At my restaurant, we do not offer baked potatoes. At one point in time (a few years ago), baked potatoes were a viable option where I work for people who decided that they didn't want their potatoes mashed or "french fried." I suspected that because the potatoes were made in batches of 20-30 and were selling at a rate of about 1 per hour, it became economically unfeasible to continue to leave them on the menu.

What people don't understand is that when you order a baked potato, you're ordering a specific kind of potato. It's usually a darker russet potato, a root vegetable which takes well to a convection oven and is usually not much bigger than your fist. These kinds of potatoes don't typically do well to mash, and fries are usually pre-made in 99% of restaurants. So when someone insists on being served a baked potato, I take absolute hedonistic delight in how the next 45 minutes plays out.

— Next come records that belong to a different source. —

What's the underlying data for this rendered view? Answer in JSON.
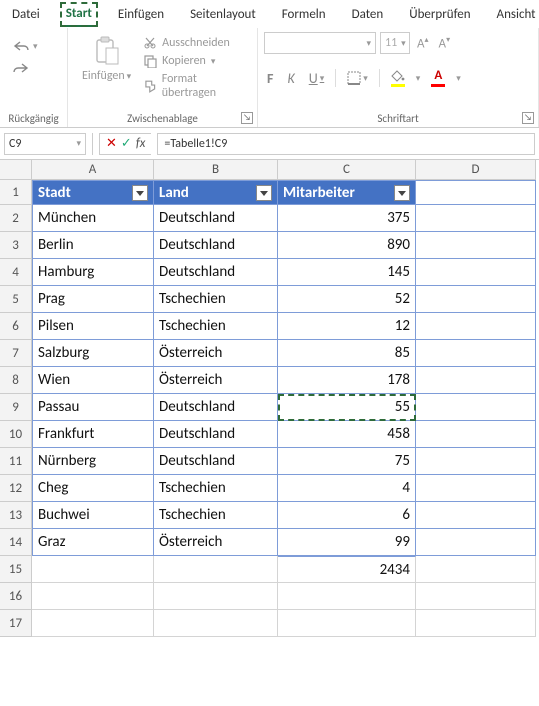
{
  "menu": {
    "tabs": [
      "Datei",
      "Start",
      "Einfügen",
      "Seitenlayout",
      "Formeln",
      "Daten",
      "Überprüfen",
      "Ansicht"
    ],
    "active_index": 1
  },
  "ribbon": {
    "undo_group_label": "Rückgängig",
    "clipboard_group_label": "Zwischenablage",
    "font_group_label": "Schriftart",
    "paste_label": "Einfügen",
    "cut_label": "Ausschneiden",
    "copy_label": "Kopieren",
    "format_painter_label": "Format übertragen",
    "font_name_placeholder": " ",
    "font_size_placeholder": "11",
    "bold_label": "F",
    "italic_label": "K",
    "underline_label": "U"
  },
  "formula_bar": {
    "name_box": "C9",
    "formula": "=Tabelle1!C9",
    "fx_label": "fx"
  },
  "columns": [
    "A",
    "B",
    "C",
    "D"
  ],
  "table": {
    "headers": [
      "Stadt",
      "Land",
      "Mitarbeiter"
    ],
    "rows": [
      {
        "stadt": "München",
        "land": "Deutschland",
        "mitarbeiter": 375
      },
      {
        "stadt": "Berlin",
        "land": "Deutschland",
        "mitarbeiter": 890
      },
      {
        "stadt": "Hamburg",
        "land": "Deutschland",
        "mitarbeiter": 145
      },
      {
        "stadt": "Prag",
        "land": "Tschechien",
        "mitarbeiter": 52
      },
      {
        "stadt": "Pilsen",
        "land": "Tschechien",
        "mitarbeiter": 12
      },
      {
        "stadt": "Salzburg",
        "land": "Österreich",
        "mitarbeiter": 85
      },
      {
        "stadt": "Wien",
        "land": "Österreich",
        "mitarbeiter": 178
      },
      {
        "stadt": "Passau",
        "land": "Deutschland",
        "mitarbeiter": 55
      },
      {
        "stadt": "Frankfurt",
        "land": "Deutschland",
        "mitarbeiter": 458
      },
      {
        "stadt": "Nürnberg",
        "land": "Deutschland",
        "mitarbeiter": 75
      },
      {
        "stadt": "Cheg",
        "land": "Tschechien",
        "mitarbeiter": 4
      },
      {
        "stadt": "Buchwei",
        "land": "Tschechien",
        "mitarbeiter": 6
      },
      {
        "stadt": "Graz",
        "land": "Österreich",
        "mitarbeiter": 99
      }
    ],
    "sum": 2434
  },
  "active_cell": "C9"
}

I usually explain a more concise version of this to the irate guest, and let him or her know that they're going to have to wait just under an hour (in addition to the time it takes to prepare the meal) for an individual Yukon Gold potato bigger than a college football to be cooked all the way through for them. And I usually mention as an afterthought that it'll taste like shit.

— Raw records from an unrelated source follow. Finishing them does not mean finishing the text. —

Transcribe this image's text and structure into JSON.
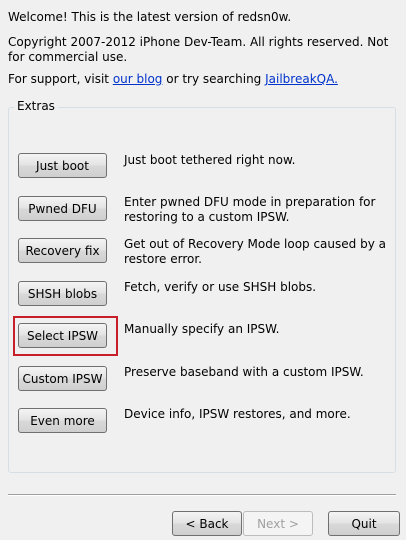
{
  "header": {
    "welcome": "Welcome!  This is the latest version of redsn0w.",
    "copyright_line1": "Copyright 2007-2012 iPhone Dev-Team. All rights reserved. Not",
    "copyright_line2": "for commercial use.",
    "support_prefix": "For support, visit ",
    "support_link1": "our blog",
    "support_middle": " or try searching ",
    "support_link2": "JailbreakQA."
  },
  "extras": {
    "title": "Extras",
    "items": [
      {
        "button": "Just boot",
        "desc": [
          "Just boot tethered right now."
        ]
      },
      {
        "button": "Pwned DFU",
        "desc": [
          "Enter pwned DFU mode in preparation for",
          "restoring to a custom IPSW."
        ]
      },
      {
        "button": "Recovery fix",
        "desc": [
          "Get out of Recovery Mode loop caused by a",
          "restore error."
        ]
      },
      {
        "button": "SHSH blobs",
        "desc": [
          "Fetch, verify or use SHSH blobs."
        ]
      },
      {
        "button": "Select IPSW",
        "desc": [
          "Manually specify an IPSW."
        ]
      },
      {
        "button": "Custom IPSW",
        "desc": [
          "Preserve baseband with a custom IPSW."
        ]
      },
      {
        "button": "Even more",
        "desc": [
          "Device info, IPSW restores, and more."
        ]
      }
    ]
  },
  "footer": {
    "back": "< Back",
    "next": "Next >",
    "quit": "Quit"
  },
  "colors": {
    "highlight": "#c8202a",
    "link": "#0033cc"
  }
}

Usually this is enough to not only deter people from straying from the menu, but from severely inconveniencing the kitchen. But not the Baked Potato Man.

Instead, he just sits there and gives you what my coworkers and I have deemed the "Unibomber Stare."

I feel that whatever trauma this man suffered through rendered him unable to process that baked potatoes were nearly impossible to put in front of him. So he eventually wins every standoff with something like.

As a restaurant server, the absolute WORST thing you can do for your career and the well-being of your coworkers is to simply give into what I've deemed "Restaurant Terrorism."

So I did. The first time it happened, it all played out exactly the way I described. Baked Potato Man was overjoyed that his baked potato arrived an hour after the rest of his meal. He spent another two and a half hours eating it.

The next time he came in, I was determined to hammer the lesson home. I explained once again that we don't offer baked potatoes and told him that since the kitchen was exceptionally busy tonight, baking him a new potato would take perhaps over an hour. He reacted accordingly.

I went into the kitchen and spoke with the chef, who was a recent addition to the team. I let him know that this guy was a repeat offender, and to take as long as humanly possible to fulfill his obnoxious request. After that, I returned to the table to reiterate that I went completely out of my way to make sure his order was tended to with all of the care and determination we could muster. What I didn't know was that the new chef's pride was going to be a problem.

A moment later, he interrupted me with a tap on the shoulder. I turned around, and he was holding a fully-cooked, regular-sized potato, adorned lovingly with butter and sour cream. A mere eight minutes had passed, and already here was the baked potato.

Baked Potato Man was ecstatic. He dove into that potato like it was a sandbox at a playground. I took the chef off to the side and had a private discussion with him. Not only had he just encouraged this man to continue to order things we don't offer, he had undermined my authority at the side of the table and reduced my credibility to nothing (which probably didn't matter--this guy is deliriously obstinate). I bet that the next time this guy comes in, he'll bring all of his strange friends and will have briefed each one of them on how easy it is to get a baked potato at my particular restaurant.

And I fear that if one day we decide to put our collective foot down and tell him that he can't have what he wants, I suspect I'll have a package in the mail the next day that will blow my arms off and may just kill me.


  1. The chef allowed you to take him aside and lecture him?

  2. Admittedly, I've worked in some restaurants where I was genuinely terrified of the culinary hierarchy. The chef who was on was a relatively new guy who exudes an implied notion of open communication. We worked it out, but I sure would not have made the attempt to correct the behavior of any other chef I'd worked for.

  3. The cartoon of this guy was hilarious. Really enjoyed this blog.